For some time, the lines of race, nationality, experience, and class seemed to have become opportunities to embrace division, and the false belief that they are greater than love, greater than common humanity. I felt myself as awkwardly situated, having the desire to know my neighbors to the south, east, west, and north, but feeling as though there was too much difference to do so, and moreover, too much difference to engage in a meaningful way.  All of the stories of things which have gone wrong rung in my mind, and I found myself caught in an inner contradiction.  The desire to hear people’s real, true stories, however, was more than the suspicion that it was impossible to do so, and so, in an act of mercy, the door was opened for me to step into a new world, and learn to hear and see a new reality.

What I am hearing, seeing, and learning in this new reality come as a great surprise; I am learning that when someone is engaged in a work whose origins are in love, compassion, and mercy, that work is somehow available to all who would share in that.  Partnership in the great reversal of hatred, fear, and self-love belongs to us all, and can be engaged in from any and every corner of the globe.

What I am learning is that each of us has a distinct part to play in this great reversal; and no two parts look the same.  Furthermore, no two parts can exist in isolation, and no part is necessarily greater or worse as measured by externals.  For example, consider the role of communication in every process that occurs in life, from the transcription and translation of DNA, to the execution of transnational organizations and governmental bodies.  Communication is an enabler which facilitates a process, and is thus critically important.  And, as in transcription and translation, communication happens as a result of many different organisms working together.

Consider the receptionist who sits in the office of an organization.  She, or he, may often be considered to play a less important role than the director of that organization, but, what would happen to every process which she affects if she were not there?

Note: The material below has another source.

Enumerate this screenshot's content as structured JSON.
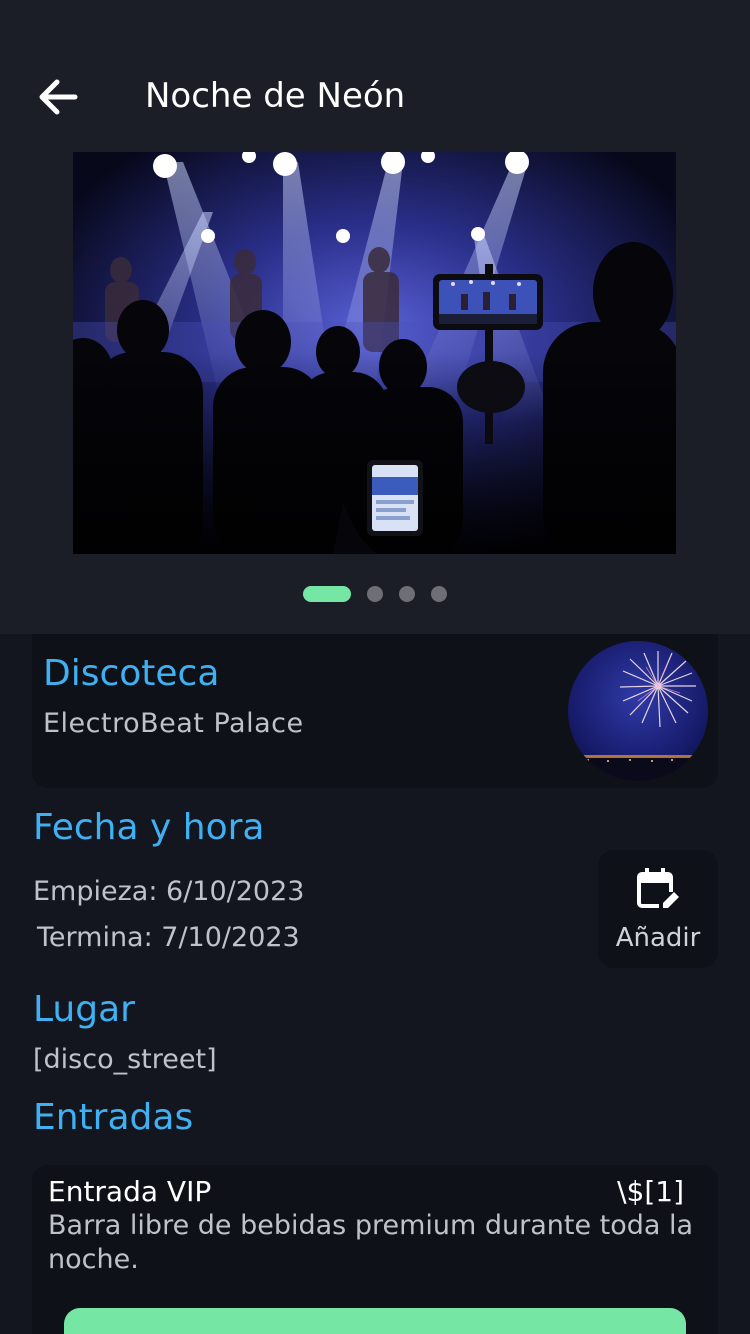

And yet, she is no less, and no more important than the person who empties the trash, who brings tea, who does the seemingly insignificant work that often goes unappreciated.  As Mike Bickle once said, love and servant hood is what, at the end of the day, equalized us all.

These are my reflections for the day!